KANSAS CITY, Mo. (AP) — FBI search dogs scoured the Kansas City home where a 10-month-old girl was last seen in her crib. Law officers canvassed nearby woods, walking shoulder-to-shoulder looking for clues. Her parents tearfully begged for whoever took their daughter to leave her somewhere, anywhere, safe.
But none of it has produced solid leads for frustrated investigators, who are pushing into their third full day of searching for Lisa Irwin. About 300 law officers have used helicopters, all-terrain vehicles and door-to-door interviews to look for the baby since she disappeared sometime late Monday or early Tuesday.
Police weren't releasing details about their plans for Thursday, if they would keep the investigation close or expand the search. Capt. Steve Young said police would be working overnight and early Thursday "same as before."
"We're going to keep working as long as calls come in and we think there's absolutely anything we can do," Young said late Wednesday.
The child's parents are not suspects and spoke to the media for the first time Wednesday, pleading for their daughter's safe return and asking the public to call police with any information.
"Please drop her off anywhere," her father, Jeremy Irwin, calmly said during a brief news conference at a makeshift police command center near their home. "We don't care.
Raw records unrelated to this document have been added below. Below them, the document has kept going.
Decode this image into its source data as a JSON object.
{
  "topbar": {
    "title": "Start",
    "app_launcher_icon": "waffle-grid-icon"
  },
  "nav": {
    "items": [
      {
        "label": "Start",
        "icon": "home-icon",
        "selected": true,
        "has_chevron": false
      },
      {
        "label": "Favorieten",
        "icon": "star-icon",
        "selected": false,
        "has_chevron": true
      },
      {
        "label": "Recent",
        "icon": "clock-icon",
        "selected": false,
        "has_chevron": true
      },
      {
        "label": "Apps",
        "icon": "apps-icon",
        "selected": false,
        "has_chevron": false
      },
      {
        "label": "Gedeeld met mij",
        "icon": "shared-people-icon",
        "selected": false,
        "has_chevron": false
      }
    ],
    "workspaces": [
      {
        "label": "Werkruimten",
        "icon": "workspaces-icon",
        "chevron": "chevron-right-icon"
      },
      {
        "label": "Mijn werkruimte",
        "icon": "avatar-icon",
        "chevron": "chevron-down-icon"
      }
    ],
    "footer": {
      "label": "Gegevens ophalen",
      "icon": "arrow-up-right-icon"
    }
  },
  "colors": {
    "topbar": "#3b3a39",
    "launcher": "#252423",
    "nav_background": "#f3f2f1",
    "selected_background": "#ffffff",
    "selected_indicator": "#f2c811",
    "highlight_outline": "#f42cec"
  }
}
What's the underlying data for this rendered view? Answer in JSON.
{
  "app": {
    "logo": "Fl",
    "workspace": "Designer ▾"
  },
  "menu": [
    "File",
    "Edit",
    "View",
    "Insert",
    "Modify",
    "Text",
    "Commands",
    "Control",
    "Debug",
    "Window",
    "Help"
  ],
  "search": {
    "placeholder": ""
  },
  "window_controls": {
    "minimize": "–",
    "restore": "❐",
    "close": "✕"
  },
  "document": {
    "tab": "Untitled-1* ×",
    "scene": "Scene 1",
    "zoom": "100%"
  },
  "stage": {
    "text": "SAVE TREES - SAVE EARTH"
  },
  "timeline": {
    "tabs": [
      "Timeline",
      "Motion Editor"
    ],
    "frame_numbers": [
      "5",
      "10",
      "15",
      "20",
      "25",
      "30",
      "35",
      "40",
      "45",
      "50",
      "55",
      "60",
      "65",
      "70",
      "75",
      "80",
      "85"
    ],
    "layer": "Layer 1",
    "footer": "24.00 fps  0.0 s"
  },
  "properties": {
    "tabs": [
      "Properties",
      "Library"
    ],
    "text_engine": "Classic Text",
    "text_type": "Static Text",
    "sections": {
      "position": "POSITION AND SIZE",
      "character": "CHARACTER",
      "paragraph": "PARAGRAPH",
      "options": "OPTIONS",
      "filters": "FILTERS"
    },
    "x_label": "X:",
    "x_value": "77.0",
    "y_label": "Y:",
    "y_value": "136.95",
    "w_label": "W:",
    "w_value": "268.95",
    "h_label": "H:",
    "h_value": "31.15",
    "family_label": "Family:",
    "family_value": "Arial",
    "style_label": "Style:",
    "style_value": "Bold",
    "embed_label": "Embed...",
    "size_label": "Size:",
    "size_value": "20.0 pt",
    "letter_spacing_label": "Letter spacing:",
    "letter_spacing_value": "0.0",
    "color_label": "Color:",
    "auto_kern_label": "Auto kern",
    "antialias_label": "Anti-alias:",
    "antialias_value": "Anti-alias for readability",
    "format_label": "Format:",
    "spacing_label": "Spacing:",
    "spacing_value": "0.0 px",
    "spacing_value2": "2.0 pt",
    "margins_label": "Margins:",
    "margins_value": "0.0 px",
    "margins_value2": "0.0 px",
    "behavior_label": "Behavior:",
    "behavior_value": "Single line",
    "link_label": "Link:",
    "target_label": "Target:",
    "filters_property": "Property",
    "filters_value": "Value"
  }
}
Somewhere safe so she can come home."
Clutching a purple stuffed Barney doll that presumably belonged to her daughter, Deborah Bradley tearfully added: "We just want our baby back."
Young said investigators have no new leads and no named suspects, and noted that the parents have been cooperative since the beginning.
"With that being said, everything is still on the table," Young said shortly after the news conference. "If we had more to go on, we could start eliminating some things, but we frankly don't have anything to justify elimination."
The child was last seen around 10:30 p.m. Monday when her mother checked on her in her crib. Her father discovered the baby missing about five hours later, when he got home from a late-night shift at work.
Police have said one possibility they were investigating was whether someone entered the home through a front window and snatched the baby, but they haven't pointed to any sign of forced entry.
St. Joseph police obtained surveillance video from a highway truck stop north of Kansas City after someone reported seeing a "suspicious" car with a couple traveling with a baby who may have resembled Lisa Irwin, Cmdr. Jim Connors said Wednesday.
Connors said Kansas City police have been notified and would be given the video, but acknowledged that the report was "probably one of many."
"Everyone's looking for a cute little baby," he said.
Lisa has blue eyes and blonde hair, is 30 inches tall and weighs around 28 pounds. She was last seen wearing purple shorts and a purple shirt with pictures of white kittens.
FBI agents clad in white plastic suits used search dogs earlier Wednesday as they went into the family's light-green ranch-style home in a cozy neighborhood along a winding street. An FBI spokeswoman declined to discuss details of the investigation.
Young said the suits were to hide the FBI agents' scent from the dogs so they could get original scents of the girl. He also said investigators interviewed the girl's parents until about 10:30 p.m. Tuesday, but did not take them into custody.
"Everything we've thought of doing we've probably done two or three times," he said. "Over 300 law enforcement officers have been involved. They've walked a wooded area three times in shoulder-to-shoulder searches, taken dogs in three times — different dogs each time — and none of those led us anywhere."
He said investigators also have done 300 consensual knock-and-talks, in which officers knocked on doors and asked if they could search the homes. Young said dozens of tips have come in, but many have produced nothing.
Several police cars were parked along the quiet tree-lined street Wednesday where the family's home is located, an American flag flying in their front yard. About a half dozen law enforcement officers appeared to be canvassing the neighborhood, coming in and out of nearby homes and congregating in their front yards. Police also scoured roads, a nearby apartment complex and a wooded area on at least four all-terrain vehicles.
Thelma Beagley, 77, a neighbor, stood in her driveway as detectives searched the family's one-story home. Police also cordoned off neighboring homes with yellow caution tape.
Beagley, whose driveway was covered with children's chalk drawings, said she would periodically see Lisa and her mother out in the yard with another neighbor who has young children.
"Every so often they would bring little Lisa over so I could see her," Beagley said. "She was just a typical little baby. Kind of bubbly."
She said Lisa's parents seemed to be wonderful caretakers.
The National Center for Missing and Exploited Children was doing all it could to assist. Center president Ernie Allen was cautiously hopeful that Lisa would be found, saying that of the 278 infant abductions nationwide over the past 28 years, only 12 of those children didn't come home safely.
An Amber Alert was issued Tuesday morning but called off after 12 hours. Police said it was a formality because the alerts are designed to raise awareness early in an investigation.
Associated Press writer Heather Hollingsworth in Kansas City contributed to this report.